Growth of GDP does not lead to improving living standards for the general population, particularly in countries with economies centered on extractive industries ( oil and gas and mining). In terms of the need to address the use of natural goods and services, a new approach to assign economic value to them has to be developed.

Economic value assumes that the prices of goods and services derive from complete market settings accessible by multiple buyers and sellers. Every player knows the objective function and the quantitative variables needed to aggregate the supply and demand curves in a given market and knows the price of equilibrium at which supply and demand are equal.

When economic value assumes that the information is available to all participants, then, economic value implies certainty, which means that future revenues can be valued as a sub-product of markets and is the same for all.

As there is no such thing as complete information and certainty for natural goods and services, a first step to calculate economic value for them could be based upon assigning relative values instead of absolute ones. Such a valuation process relies on the concept of scaling –which basically integrates different sets of measurements as a map- for resource allocation purposes and for other purposes, as well.

The underlying aim for designing such a map is to reach a desired future outcome or, reciprocally, to avoid a non-desired future outcome.
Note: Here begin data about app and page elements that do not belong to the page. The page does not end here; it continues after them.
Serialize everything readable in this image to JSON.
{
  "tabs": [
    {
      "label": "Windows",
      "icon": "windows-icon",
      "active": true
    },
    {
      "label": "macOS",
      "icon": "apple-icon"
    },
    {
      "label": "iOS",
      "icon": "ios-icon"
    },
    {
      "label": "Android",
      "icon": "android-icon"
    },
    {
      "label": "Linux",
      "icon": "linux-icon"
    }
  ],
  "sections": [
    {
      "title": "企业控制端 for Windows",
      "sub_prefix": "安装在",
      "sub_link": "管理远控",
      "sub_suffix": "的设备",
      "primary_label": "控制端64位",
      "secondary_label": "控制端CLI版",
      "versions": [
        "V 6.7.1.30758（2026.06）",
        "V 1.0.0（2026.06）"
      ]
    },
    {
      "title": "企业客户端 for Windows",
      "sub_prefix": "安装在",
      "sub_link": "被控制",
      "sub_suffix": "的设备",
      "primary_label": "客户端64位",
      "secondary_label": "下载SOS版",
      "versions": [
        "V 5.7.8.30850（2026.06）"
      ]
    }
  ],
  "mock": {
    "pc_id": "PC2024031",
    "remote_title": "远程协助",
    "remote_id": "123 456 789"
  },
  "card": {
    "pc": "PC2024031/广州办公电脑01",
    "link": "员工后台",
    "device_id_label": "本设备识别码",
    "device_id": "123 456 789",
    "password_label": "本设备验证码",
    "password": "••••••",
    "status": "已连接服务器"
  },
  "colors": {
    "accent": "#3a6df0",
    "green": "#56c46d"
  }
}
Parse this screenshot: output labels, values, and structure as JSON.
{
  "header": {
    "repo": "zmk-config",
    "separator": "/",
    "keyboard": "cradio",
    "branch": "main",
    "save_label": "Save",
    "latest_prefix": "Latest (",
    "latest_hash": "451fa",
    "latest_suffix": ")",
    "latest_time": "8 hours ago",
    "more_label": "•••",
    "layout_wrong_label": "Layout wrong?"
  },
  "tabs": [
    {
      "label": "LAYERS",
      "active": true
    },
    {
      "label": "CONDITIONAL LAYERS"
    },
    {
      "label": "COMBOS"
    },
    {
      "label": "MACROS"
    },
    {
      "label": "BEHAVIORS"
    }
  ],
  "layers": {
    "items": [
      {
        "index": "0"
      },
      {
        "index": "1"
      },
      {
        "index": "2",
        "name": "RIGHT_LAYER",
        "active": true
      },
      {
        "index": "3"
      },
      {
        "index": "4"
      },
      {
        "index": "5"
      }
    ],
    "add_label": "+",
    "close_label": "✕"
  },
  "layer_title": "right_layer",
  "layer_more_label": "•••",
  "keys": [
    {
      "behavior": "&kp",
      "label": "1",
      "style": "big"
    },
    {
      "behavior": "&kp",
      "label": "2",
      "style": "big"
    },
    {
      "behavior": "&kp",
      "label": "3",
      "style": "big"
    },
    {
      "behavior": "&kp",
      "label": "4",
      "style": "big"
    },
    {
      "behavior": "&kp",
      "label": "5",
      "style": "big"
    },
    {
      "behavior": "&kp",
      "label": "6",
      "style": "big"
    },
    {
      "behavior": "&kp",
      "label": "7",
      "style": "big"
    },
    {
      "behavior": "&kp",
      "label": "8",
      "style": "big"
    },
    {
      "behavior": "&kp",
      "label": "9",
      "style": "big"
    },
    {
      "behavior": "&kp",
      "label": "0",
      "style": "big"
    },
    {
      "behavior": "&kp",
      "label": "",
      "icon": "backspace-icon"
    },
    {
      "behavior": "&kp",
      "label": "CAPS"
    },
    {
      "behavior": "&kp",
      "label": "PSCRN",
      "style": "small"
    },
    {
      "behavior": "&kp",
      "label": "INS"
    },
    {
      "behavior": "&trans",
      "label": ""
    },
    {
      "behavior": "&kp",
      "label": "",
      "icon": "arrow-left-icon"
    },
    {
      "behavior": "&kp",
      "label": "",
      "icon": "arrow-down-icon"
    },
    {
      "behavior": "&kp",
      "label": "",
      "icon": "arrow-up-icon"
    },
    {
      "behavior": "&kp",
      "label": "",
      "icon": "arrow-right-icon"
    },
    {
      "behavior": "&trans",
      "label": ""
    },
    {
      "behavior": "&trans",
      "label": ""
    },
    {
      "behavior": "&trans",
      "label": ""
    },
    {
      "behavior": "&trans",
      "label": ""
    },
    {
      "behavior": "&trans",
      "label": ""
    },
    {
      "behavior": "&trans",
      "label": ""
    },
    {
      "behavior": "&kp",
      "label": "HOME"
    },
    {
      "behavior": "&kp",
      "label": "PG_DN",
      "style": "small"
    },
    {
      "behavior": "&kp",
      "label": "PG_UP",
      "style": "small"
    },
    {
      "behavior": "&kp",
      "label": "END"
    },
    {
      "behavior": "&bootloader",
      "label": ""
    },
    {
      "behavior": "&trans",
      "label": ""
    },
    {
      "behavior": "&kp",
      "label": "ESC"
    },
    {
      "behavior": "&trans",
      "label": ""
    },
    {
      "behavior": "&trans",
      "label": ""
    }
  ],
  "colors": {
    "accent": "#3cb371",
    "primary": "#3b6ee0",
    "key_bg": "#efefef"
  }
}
We can derive from such a map of options the interplay among the concepts of complexity, uncertainty and risks that are posed by different choices.

Pertinent information lessens uncertainty and, consequently, reduces the chances of non-desired future outcomes.

If information is complete enough, totally complete, would mean certainty, the only applicable criterion for choosing the best alternative among the multiple possibilities is maximizing an objective function of value.

There is a way to reach such economic valuation of natural goods and services; however, to design a map as complete as possible, the inclusion of all constituents –in particular, those who have a different perspective- is not only desirable but pertinent and indispensable.

If you're interested in writing for International Policy Digest - please send us an email via